What is expected: Would you go through the records below and copy each line with the string "this"?

Component data from apps and pages
※ ※ ※

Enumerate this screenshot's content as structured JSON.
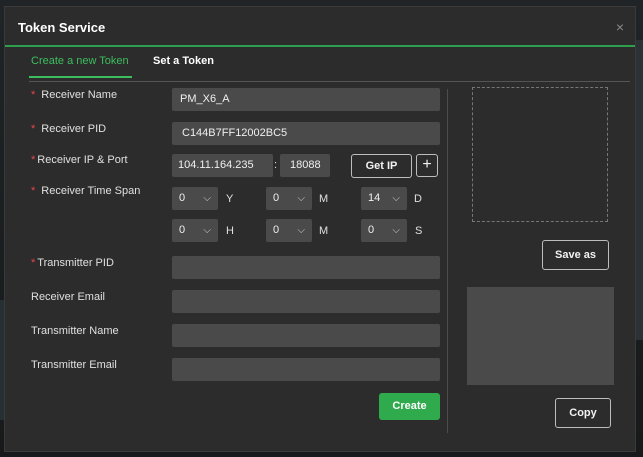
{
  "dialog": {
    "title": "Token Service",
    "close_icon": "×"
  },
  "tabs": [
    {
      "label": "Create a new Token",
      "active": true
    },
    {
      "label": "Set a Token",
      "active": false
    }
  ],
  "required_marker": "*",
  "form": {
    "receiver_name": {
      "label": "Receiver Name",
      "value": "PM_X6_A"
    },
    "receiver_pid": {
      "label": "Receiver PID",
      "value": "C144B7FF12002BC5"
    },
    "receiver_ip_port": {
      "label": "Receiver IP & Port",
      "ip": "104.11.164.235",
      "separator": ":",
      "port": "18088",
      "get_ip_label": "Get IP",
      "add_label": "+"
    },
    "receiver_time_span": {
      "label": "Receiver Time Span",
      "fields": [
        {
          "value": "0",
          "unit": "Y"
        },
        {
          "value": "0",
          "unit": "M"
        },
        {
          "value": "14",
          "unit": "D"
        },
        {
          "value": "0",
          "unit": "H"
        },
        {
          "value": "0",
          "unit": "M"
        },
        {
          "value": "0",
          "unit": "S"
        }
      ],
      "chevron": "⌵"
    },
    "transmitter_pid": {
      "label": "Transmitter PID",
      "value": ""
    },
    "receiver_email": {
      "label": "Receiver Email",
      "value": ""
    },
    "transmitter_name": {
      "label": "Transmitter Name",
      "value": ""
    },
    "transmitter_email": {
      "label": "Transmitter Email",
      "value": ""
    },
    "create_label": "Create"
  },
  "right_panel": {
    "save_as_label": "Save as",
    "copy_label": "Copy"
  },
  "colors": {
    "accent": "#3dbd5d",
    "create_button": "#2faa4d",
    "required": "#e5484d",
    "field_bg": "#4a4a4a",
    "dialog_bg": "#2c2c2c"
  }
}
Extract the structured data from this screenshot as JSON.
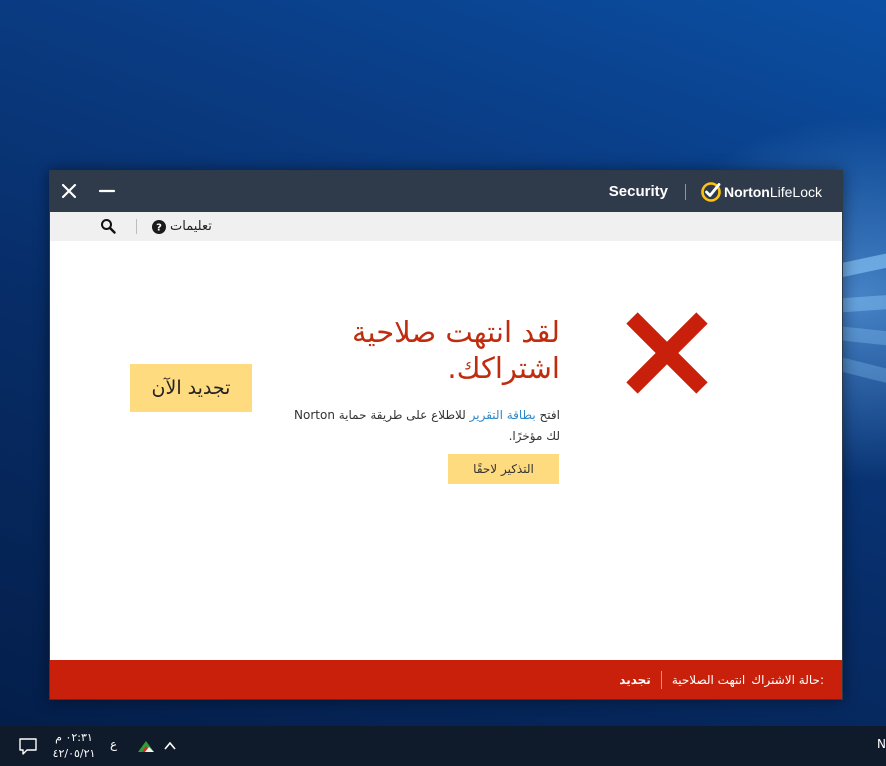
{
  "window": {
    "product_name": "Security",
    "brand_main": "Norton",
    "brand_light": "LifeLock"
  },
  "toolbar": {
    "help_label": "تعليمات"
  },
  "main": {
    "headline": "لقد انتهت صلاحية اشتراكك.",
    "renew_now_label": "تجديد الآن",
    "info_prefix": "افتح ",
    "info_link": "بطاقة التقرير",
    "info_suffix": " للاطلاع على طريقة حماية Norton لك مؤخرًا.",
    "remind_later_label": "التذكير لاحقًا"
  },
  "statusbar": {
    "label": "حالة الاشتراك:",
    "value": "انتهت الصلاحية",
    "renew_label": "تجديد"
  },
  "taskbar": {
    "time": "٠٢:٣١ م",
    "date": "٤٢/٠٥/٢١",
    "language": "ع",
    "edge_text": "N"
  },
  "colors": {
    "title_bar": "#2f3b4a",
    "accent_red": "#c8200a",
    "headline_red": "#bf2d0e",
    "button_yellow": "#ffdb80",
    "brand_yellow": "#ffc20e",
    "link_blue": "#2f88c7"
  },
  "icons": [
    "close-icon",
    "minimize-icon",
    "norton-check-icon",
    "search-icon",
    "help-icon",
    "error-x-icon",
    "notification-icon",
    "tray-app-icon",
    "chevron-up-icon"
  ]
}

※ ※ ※

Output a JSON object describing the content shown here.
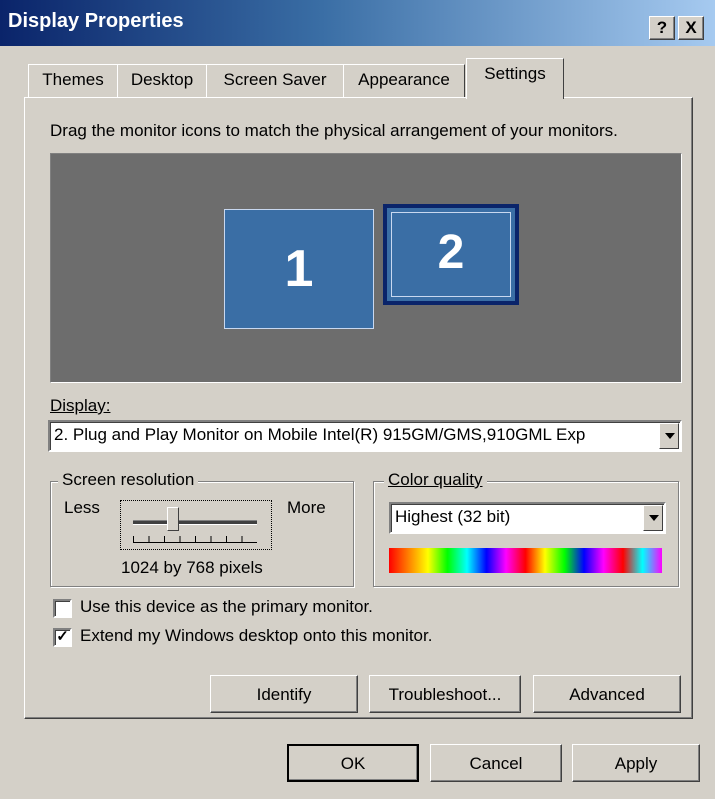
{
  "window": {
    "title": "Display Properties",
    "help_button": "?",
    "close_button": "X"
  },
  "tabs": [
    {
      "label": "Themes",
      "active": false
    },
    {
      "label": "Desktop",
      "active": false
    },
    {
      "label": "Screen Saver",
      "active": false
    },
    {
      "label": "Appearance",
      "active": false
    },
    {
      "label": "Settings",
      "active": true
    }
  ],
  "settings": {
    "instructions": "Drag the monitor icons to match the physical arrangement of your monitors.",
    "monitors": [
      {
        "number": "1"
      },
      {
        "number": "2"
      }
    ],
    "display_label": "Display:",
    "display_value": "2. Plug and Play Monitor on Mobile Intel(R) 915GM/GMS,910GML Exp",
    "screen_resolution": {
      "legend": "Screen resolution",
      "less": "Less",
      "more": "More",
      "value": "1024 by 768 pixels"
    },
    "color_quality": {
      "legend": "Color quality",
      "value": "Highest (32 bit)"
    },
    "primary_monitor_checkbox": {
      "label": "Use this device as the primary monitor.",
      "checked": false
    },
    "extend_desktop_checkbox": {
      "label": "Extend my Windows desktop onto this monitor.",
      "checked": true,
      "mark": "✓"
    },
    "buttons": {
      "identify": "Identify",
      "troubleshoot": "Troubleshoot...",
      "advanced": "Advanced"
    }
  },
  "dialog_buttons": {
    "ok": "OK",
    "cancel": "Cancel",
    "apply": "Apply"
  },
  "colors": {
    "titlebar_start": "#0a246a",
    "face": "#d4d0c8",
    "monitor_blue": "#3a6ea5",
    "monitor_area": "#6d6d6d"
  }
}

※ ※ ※

Task result:
Enumerate this screenshot's content as structured JSON.
Extract the structured data from this screenshot as JSON.
      "label": "Use this device as the primary monitor.",
      "label": "Extend my Windows desktop onto this monitor.",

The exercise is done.